Comeback queen Petra Kvitova said she was hurting but still felt like a winner after going down guns blazing against Japan's Naomi Osaka Saturday in an epic clash for the Australian Open crown. The Czech two-time Wimbledon champion overcame incredible odds to even play tennis again after a knife attack damaged her racquet hand in late 2016. Doctors had given her only a 10 percent chance of returning to the sport and Kvitova said reaching the final of the season-opening Grand Slam was an achievement in itself.
"It's hurting a lot today, I wanted to win and have the trophy," the 28-year-old said after the 7-6 (7/2), 5-7, 6-4 defeat.
"But I think I already won two years ago. So for me, it's crazy. I can hardly believe that I just played in a Grand Slam final again.
"I've been through many, many things, not really great ones."
The Czech said she had her chances against Osaka and the 2hr 27min final hinged on a few key moments.
She was unable to convert five break points in the first set but forced a tie-break, only for Osaka to run away with it.
Kvitova then summoned her renowned fighting spirit to survive three championship points as she trailed 3-5 in the second, forcing a decider.
"I was thinking that if I turn it around, probably (momentum) it's on my side. In the end, it wasn't," she said after Osaka rallied to take a decisive break in the third set.
"I don't think I played really badly, but I just maybe could have gone a little bit more aggressive one or two rallies."
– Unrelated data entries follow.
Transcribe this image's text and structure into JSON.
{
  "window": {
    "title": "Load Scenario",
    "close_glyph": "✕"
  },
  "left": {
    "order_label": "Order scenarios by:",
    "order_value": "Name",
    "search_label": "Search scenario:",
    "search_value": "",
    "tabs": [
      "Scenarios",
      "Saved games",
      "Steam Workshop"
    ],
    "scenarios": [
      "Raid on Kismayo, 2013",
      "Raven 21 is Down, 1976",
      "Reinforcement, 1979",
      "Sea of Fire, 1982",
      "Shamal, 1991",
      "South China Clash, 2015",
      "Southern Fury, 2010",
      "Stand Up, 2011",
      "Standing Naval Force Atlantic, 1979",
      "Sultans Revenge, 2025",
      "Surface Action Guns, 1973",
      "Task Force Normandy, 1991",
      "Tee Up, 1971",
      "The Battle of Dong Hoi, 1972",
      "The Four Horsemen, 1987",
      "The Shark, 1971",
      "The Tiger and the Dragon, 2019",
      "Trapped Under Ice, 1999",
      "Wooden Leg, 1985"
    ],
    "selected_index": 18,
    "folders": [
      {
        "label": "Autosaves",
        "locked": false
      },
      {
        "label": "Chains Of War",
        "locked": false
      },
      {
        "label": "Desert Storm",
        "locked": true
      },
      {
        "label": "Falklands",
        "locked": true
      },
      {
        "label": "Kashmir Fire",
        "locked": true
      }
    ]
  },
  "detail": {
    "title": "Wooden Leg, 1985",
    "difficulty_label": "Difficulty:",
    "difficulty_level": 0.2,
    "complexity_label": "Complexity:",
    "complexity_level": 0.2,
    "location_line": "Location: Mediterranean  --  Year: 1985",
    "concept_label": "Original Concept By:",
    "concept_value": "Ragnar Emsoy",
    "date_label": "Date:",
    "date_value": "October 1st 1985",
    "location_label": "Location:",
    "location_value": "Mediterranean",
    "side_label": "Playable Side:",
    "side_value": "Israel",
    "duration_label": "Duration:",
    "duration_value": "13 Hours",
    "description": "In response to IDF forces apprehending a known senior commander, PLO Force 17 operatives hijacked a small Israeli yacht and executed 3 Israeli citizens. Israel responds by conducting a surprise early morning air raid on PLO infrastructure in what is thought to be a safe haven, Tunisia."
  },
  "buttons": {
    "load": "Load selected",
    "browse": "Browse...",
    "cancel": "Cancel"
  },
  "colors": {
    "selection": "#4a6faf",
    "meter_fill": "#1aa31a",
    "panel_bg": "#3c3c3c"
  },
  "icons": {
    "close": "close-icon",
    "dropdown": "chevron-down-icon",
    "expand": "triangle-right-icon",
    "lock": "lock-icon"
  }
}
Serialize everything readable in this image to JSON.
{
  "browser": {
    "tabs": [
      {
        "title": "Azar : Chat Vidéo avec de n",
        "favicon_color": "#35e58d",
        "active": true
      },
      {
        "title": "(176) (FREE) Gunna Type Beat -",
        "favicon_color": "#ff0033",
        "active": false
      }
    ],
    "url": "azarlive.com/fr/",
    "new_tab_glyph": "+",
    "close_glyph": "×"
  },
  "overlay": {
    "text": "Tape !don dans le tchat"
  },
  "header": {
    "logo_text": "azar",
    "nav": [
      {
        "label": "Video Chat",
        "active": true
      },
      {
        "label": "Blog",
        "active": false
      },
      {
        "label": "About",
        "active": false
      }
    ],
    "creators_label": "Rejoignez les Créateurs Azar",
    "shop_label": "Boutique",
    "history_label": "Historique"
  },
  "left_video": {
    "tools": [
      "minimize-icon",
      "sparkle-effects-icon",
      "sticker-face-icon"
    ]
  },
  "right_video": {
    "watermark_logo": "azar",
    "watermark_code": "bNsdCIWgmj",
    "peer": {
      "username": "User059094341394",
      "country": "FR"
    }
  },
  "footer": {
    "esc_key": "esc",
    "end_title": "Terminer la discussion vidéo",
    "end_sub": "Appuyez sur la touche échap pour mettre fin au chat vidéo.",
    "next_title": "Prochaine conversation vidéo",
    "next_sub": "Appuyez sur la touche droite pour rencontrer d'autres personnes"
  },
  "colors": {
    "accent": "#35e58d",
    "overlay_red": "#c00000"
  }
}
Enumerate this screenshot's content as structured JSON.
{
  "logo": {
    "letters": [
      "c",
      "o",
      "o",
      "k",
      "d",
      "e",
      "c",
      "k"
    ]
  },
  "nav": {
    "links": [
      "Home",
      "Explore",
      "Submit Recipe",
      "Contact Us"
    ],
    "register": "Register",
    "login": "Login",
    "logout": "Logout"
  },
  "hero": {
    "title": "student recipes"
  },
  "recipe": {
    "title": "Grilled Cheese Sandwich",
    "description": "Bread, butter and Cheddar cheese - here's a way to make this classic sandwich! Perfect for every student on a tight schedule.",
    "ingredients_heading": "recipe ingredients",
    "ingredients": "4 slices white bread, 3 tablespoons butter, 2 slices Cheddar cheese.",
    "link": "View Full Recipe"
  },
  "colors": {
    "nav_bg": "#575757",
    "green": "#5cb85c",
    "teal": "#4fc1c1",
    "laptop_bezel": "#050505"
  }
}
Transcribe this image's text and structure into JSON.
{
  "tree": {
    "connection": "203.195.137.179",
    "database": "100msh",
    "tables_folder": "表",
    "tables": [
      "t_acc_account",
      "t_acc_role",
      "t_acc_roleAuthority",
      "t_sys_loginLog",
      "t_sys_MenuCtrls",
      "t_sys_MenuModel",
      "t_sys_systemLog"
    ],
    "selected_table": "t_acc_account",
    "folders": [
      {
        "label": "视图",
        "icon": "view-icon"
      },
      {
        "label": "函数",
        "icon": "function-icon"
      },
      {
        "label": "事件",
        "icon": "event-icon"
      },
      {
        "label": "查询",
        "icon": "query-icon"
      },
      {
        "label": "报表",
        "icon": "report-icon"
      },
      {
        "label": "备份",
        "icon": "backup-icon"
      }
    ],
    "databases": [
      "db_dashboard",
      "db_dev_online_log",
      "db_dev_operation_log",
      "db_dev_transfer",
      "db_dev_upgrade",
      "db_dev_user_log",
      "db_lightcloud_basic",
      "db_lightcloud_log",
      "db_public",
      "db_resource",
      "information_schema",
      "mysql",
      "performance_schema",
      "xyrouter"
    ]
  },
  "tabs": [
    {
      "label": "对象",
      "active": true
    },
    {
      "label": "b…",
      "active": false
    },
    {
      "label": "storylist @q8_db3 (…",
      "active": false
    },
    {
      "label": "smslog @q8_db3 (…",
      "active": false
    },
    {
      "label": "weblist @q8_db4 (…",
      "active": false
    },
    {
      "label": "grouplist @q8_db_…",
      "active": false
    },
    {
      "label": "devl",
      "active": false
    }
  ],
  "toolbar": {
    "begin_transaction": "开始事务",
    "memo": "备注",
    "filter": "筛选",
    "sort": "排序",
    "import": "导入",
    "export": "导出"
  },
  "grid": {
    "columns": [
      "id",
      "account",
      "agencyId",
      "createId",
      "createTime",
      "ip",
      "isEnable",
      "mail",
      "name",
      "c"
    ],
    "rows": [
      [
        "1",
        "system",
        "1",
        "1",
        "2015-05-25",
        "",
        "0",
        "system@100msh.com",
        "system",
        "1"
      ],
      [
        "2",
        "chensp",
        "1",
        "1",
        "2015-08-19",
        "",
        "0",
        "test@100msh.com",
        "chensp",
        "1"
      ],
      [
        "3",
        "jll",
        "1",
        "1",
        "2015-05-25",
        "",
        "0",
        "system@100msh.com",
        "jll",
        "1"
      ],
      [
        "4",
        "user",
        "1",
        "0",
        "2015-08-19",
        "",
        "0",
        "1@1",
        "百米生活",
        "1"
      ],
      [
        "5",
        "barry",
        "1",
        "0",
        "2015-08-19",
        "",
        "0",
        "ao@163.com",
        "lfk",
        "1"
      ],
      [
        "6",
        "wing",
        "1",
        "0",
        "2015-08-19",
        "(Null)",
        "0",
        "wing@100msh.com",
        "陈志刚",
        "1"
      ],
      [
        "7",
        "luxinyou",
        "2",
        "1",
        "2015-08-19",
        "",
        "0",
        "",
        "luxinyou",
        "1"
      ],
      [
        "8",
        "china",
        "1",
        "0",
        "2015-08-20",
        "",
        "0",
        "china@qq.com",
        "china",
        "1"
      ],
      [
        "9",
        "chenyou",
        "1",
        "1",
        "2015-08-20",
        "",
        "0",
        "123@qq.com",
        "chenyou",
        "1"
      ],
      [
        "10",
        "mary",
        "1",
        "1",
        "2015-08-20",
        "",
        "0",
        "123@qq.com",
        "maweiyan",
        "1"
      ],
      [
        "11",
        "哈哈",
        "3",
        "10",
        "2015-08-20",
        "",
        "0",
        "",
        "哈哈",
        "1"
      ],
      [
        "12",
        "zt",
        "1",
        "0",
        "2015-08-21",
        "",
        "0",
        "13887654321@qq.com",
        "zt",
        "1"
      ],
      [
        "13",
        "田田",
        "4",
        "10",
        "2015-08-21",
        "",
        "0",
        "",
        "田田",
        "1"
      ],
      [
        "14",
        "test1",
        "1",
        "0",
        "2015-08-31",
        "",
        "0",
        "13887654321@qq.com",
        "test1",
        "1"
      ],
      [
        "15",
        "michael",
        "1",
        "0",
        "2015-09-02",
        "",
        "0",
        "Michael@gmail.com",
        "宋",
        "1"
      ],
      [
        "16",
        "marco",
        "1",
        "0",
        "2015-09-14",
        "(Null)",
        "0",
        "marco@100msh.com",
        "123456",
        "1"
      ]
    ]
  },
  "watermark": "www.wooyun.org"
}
Regardless of the result, what Kvitova calls her "second career" post-attack is back on track.
She put together an 11-match winning streak on the way to the final, including a title in Brisbane, and did not drop a set on her way to the decider at Melbourne Park.
Her run to the final will lift her to number two in the world rankings, behind only Osaka, equalling the career-high position she reached after winning her first Wimbledon title in 2011.
Such a comeback appeared unthinkable after the December 2016 attack.
Australian media this week published gruesome photographs of her injured hand, with the flesh sliced open and the tip of the index finger almost cut off.
She said she did not know if she would ever hold a racquet again.
"It's not 100 percent and never will be. It's just how it is," she said.
"I'm just trying to take maximum from the minimum. I feel great. I'm playing great tennis. I don't think that I could really imagine at the time being this kind of player again."